ACTION ITEM:
An exact restatement of every record is required.

DATA EXTRACT:
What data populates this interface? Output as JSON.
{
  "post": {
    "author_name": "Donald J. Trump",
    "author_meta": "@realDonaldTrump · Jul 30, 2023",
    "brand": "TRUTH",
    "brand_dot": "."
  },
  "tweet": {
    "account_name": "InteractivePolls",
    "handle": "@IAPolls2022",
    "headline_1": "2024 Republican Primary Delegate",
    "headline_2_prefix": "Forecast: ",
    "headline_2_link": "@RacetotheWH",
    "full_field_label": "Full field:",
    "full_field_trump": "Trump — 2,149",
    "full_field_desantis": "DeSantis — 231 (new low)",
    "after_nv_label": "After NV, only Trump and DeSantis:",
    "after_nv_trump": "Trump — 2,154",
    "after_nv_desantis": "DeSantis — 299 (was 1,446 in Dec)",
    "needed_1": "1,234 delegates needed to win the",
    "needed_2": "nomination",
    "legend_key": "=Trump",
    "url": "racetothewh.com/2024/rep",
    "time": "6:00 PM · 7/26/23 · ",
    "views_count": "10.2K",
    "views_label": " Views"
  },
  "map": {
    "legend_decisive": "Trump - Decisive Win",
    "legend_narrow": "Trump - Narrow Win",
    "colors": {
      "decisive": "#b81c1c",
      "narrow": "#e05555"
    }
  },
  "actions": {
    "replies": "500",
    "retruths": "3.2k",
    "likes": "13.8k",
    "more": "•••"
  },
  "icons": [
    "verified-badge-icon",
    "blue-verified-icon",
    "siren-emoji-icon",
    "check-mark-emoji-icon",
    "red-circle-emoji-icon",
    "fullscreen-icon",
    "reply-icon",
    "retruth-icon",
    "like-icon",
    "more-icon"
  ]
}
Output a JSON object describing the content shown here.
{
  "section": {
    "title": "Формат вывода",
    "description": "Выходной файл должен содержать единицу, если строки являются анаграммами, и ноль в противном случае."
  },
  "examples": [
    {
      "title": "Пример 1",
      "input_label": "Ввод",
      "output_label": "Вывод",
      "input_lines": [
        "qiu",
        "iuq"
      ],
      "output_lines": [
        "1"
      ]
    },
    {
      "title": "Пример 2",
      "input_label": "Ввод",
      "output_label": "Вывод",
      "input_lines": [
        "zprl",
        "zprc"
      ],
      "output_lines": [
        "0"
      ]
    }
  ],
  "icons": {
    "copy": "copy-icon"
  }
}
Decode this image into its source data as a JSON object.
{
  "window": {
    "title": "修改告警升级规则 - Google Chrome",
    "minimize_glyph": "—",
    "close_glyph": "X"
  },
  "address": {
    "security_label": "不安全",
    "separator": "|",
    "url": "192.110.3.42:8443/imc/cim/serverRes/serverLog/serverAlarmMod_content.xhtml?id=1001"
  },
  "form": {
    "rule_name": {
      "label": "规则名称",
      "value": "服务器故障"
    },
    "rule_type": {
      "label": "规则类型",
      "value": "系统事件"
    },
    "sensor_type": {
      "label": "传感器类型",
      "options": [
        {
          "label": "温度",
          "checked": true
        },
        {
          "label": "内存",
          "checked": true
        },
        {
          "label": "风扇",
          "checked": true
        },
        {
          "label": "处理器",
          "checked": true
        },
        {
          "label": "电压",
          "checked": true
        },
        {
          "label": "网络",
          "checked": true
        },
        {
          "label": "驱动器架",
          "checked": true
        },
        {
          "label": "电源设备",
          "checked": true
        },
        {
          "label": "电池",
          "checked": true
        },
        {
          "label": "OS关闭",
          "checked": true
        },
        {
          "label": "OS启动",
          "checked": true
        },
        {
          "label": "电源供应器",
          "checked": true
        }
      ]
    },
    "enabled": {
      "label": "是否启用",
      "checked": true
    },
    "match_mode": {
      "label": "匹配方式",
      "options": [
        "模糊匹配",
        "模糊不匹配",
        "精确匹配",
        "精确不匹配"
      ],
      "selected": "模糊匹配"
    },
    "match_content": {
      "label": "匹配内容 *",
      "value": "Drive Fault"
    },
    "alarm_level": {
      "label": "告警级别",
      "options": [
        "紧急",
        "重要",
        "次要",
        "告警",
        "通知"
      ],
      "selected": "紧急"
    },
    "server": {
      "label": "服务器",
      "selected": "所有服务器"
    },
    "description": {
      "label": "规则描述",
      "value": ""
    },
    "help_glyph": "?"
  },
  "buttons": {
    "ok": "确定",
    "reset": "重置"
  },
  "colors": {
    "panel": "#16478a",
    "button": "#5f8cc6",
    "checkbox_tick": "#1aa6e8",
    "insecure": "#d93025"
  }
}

PROBLEM SOLUTION:
What data populates this interface? Output as JSON.
{
  "post": {
    "author_name": "Donald J. Trump",
    "author_meta": "@realDonaldTrump · Jul 30, 2023",
    "brand": "TRUTH",
    "brand_dot": "."
  },
  "tweet": {
    "account_name": "InteractivePolls",
    "handle": "@IAPolls2022",
    "headline_1": "2024 Republican Primary Delegate",
    "headline_2_prefix": "Forecast: ",
    "headline_2_link": "@RacetotheWH",
    "full_field_label": "Full field:",
    "full_field_trump": "Trump — 2,149",
    "full_field_desantis": "DeSantis — 231 (new low)",
    "after_nv_label": "After NV, only Trump and DeSantis:",
    "after_nv_trump": "Trump — 2,154",
    "after_nv_desantis": "DeSantis — 299 (was 1,446 in Dec)",
    "needed_1": "1,234 delegates needed to win the",
    "needed_2": "nomination",
    "legend_key": "=Trump",
    "url": "racetothewh.com/2024/rep",
    "time": "6:00 PM · 7/26/23 · ",
    "views_count": "10.2K",
    "views_label": " Views"
  },
  "map": {
    "legend_decisive": "Trump - Decisive Win",
    "legend_narrow": "Trump - Narrow Win",
    "colors": {
      "decisive": "#b81c1c",
      "narrow": "#e05555"
    }
  },
  "actions": {
    "replies": "500",
    "retruths": "3.2k",
    "likes": "13.8k",
    "more": "•••"
  },
  "icons": [
    "verified-badge-icon",
    "blue-verified-icon",
    "siren-emoji-icon",
    "check-mark-emoji-icon",
    "red-circle-emoji-icon",
    "fullscreen-icon",
    "reply-icon",
    "retruth-icon",
    "like-icon",
    "more-icon"
  ]
}
Output a JSON object describing the content shown here.
{
  "section": {
    "title": "Формат вывода",
    "description": "Выходной файл должен содержать единицу, если строки являются анаграммами, и ноль в противном случае."
  },
  "examples": [
    {
      "title": "Пример 1",
      "input_label": "Ввод",
      "output_label": "Вывод",
      "input_lines": [
        "qiu",
        "iuq"
      ],
      "output_lines": [
        "1"
      ]
    },
    {
      "title": "Пример 2",
      "input_label": "Ввод",
      "output_label": "Вывод",
      "input_lines": [
        "zprl",
        "zprc"
      ],
      "output_lines": [
        "0"
      ]
    }
  ],
  "icons": {
    "copy": "copy-icon"
  }
}
Decode this image into its source data as a JSON object.
{
  "window": {
    "title": "修改告警升级规则 - Google Chrome",
    "minimize_glyph": "—",
    "close_glyph": "X"
  },
  "address": {
    "security_label": "不安全",
    "separator": "|",
    "url": "192.110.3.42:8443/imc/cim/serverRes/serverLog/serverAlarmMod_content.xhtml?id=1001"
  },
  "form": {
    "rule_name": {
      "label": "规则名称",
      "value": "服务器故障"
    },
    "rule_type": {
      "label": "规则类型",
      "value": "系统事件"
    },
    "sensor_type": {
      "label": "传感器类型",
      "options": [
        {
          "label": "温度",
          "checked": true
        },
        {
          "label": "内存",
          "checked": true
        },
        {
          "label": "风扇",
          "checked": true
        },
        {
          "label": "处理器",
          "checked": true
        },
        {
          "label": "电压",
          "checked": true
        },
        {
          "label": "网络",
          "checked": true
        },
        {
          "label": "驱动器架",
          "checked": true
        },
        {
          "label": "电源设备",
          "checked": true
        },
        {
          "label": "电池",
          "checked": true
        },
        {
          "label": "OS关闭",
          "checked": true
        },
        {
          "label": "OS启动",
          "checked": true
        },
        {
          "label": "电源供应器",
          "checked": true
        }
      ]
    },
    "enabled": {
      "label": "是否启用",
      "checked": true
    },
    "match_mode": {
      "label": "匹配方式",
      "options": [
        "模糊匹配",
        "模糊不匹配",
        "精确匹配",
        "精确不匹配"
      ],
      "selected": "模糊匹配"
    },
    "match_content": {
      "label": "匹配内容 *",
      "value": "Drive Fault"
    },
    "alarm_level": {
      "label": "告警级别",
      "options": [
        "紧急",
        "重要",
        "次要",
        "告警",
        "通知"
      ],
      "selected": "紧急"
    },
    "server": {
      "label": "服务器",
      "selected": "所有服务器"
    },
    "description": {
      "label": "规则描述",
      "value": ""
    },
    "help_glyph": "?"
  },
  "buttons": {
    "ok": "确定",
    "reset": "重置"
  },
  "colors": {
    "panel": "#16478a",
    "button": "#5f8cc6",
    "checkbox_tick": "#1aa6e8",
    "insecure": "#d93025"
  }
}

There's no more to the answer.